After working with fine threads on a small scale for so long, my first reaction is how surprisingly fast this piece is growing. Just a few stitching sessions, and I am over half-way through the first stage. I’ve never taken part in a ‘stitchalong’ before, so it’s all new to me. The entire project is for a small bag with a silk lining, but I will probably only do this one dragon.

One other piece of good news to end with: I had a hospital appointment yesterday, for them to see how my bladder is doing, after the removal of a small malignant growth earlier this summer. And the camera showed that all is well in there. That was a great relief. I will get another check-up in six months, but it looks like they’ve not left anything behind and no sign of anything new. Thanks for a job well done, Royal Shrewsbury Hospital.

 

 

 

Library

Posted in books, everyday life, museum, shrewsbury with tags , , , , , on June 6, 2010 by suetortoise

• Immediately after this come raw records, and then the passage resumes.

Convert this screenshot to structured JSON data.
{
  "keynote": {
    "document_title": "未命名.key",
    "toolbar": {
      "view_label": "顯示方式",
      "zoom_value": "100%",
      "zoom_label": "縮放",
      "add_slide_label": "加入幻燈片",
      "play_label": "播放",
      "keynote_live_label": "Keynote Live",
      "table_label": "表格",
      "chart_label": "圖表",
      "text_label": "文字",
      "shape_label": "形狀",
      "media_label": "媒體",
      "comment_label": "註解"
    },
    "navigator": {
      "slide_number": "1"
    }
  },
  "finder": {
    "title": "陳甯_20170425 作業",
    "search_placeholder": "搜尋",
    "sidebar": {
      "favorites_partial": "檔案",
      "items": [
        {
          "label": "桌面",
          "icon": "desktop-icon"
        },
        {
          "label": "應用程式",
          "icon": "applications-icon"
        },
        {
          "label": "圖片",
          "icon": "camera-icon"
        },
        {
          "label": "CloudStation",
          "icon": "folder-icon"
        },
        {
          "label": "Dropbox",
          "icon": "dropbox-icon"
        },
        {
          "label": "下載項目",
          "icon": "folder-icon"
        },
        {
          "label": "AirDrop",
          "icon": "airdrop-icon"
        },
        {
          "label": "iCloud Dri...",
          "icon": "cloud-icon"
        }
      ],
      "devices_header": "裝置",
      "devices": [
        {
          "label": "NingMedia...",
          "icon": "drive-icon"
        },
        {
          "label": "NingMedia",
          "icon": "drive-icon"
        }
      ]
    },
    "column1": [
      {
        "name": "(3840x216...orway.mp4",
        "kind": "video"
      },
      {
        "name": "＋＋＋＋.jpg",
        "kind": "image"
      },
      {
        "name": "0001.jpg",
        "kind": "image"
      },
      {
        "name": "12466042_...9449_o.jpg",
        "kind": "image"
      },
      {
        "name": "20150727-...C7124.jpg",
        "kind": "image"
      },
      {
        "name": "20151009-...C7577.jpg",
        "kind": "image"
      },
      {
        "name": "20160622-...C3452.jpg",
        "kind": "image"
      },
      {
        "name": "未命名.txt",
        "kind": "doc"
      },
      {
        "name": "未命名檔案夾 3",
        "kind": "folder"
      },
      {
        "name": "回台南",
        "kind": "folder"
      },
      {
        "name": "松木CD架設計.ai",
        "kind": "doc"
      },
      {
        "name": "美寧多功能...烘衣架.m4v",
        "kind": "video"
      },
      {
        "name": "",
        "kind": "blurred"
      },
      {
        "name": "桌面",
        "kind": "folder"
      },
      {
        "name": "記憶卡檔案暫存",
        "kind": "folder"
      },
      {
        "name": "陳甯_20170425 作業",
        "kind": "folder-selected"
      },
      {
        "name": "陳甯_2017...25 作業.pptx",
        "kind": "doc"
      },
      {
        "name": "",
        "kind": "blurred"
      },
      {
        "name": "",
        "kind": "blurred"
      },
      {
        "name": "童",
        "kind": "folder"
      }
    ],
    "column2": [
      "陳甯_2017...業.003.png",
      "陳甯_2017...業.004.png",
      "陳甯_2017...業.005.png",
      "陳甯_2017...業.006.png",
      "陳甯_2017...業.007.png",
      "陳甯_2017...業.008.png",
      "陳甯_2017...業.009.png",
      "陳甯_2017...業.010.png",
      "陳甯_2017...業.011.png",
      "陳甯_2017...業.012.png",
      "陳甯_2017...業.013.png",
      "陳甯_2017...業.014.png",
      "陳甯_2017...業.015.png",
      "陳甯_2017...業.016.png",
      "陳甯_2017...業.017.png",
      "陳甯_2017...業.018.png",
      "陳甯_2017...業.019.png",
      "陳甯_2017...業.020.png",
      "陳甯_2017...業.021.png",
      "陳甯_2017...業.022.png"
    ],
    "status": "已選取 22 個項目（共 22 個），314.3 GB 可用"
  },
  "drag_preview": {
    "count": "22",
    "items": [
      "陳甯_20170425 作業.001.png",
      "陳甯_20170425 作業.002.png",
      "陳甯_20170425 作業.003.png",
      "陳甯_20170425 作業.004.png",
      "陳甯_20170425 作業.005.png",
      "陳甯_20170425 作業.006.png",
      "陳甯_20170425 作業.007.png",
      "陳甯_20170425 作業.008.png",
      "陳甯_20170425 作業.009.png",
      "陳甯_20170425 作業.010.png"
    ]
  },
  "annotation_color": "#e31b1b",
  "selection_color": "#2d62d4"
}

Yesterday I did something that I haven’t done for several years: I got a couple of books out of the library.

The Library from The Castle

Sounds odd, doesn’t it, coming from someone who so fond of reading – let alone someone who lives almost within a stone’s throw of the library? But it’s true. I’ve been into the library quite a few times, researching this and that, but it’s many years since I have wanted to take a library book home with me.

The main part of Shrewsbury’s library is housed in the old Shrewsbury School building. With a fine statue of Charles Darwin outside – educated here. The music library is housed in a room which still has the old panelling on the walls, covered in schoolboy names and initials, cut deeply into the wood, usually in rather fine handwriting.

It was the music section that drew me this time. I tend to get most of my fiction reading from charity shops – much of it returns for resale – and since I’ve had Internet access, I have found less and less need to go across the road to look up facts. However, the guitar occasionally needs feeding with new songs, and I thought it would make sense to see what could be borrowed, before I get tempted into buying new songbooks or waste more hours chasing things down on the web. And once I’d had my elderly library card replaced with a shiny new one, I came out happily clutching a couple of collections of tunes with a few ‘possibles’ in each.

(Much of this afternoon has vanished in transposing and getting to grips with ‘Carolina in my Mind’. Which turns out a great deal less daunting than I expected, once I’d rescued it from the key of F and put it safely down in G to get rid of the flats. I flatly refuse to play flats, except B flat. One has to draw a line somewhere. I will put up with a modest number of sharps.)

One advantage of not having borrowed from the library for so many years is that they may have had some turnover in the fiction section since I stopped bothering to look at it. Maybe there will be some new non-fiction on subjects that interest me? Who knows? I may have been lured back into library usage by the demands of a hungry guitar, but there’s a lot more than music in Shrewsbury Library (quite apart from the joy of being inside a lovely and historic building). I’m looking forward to my next visit….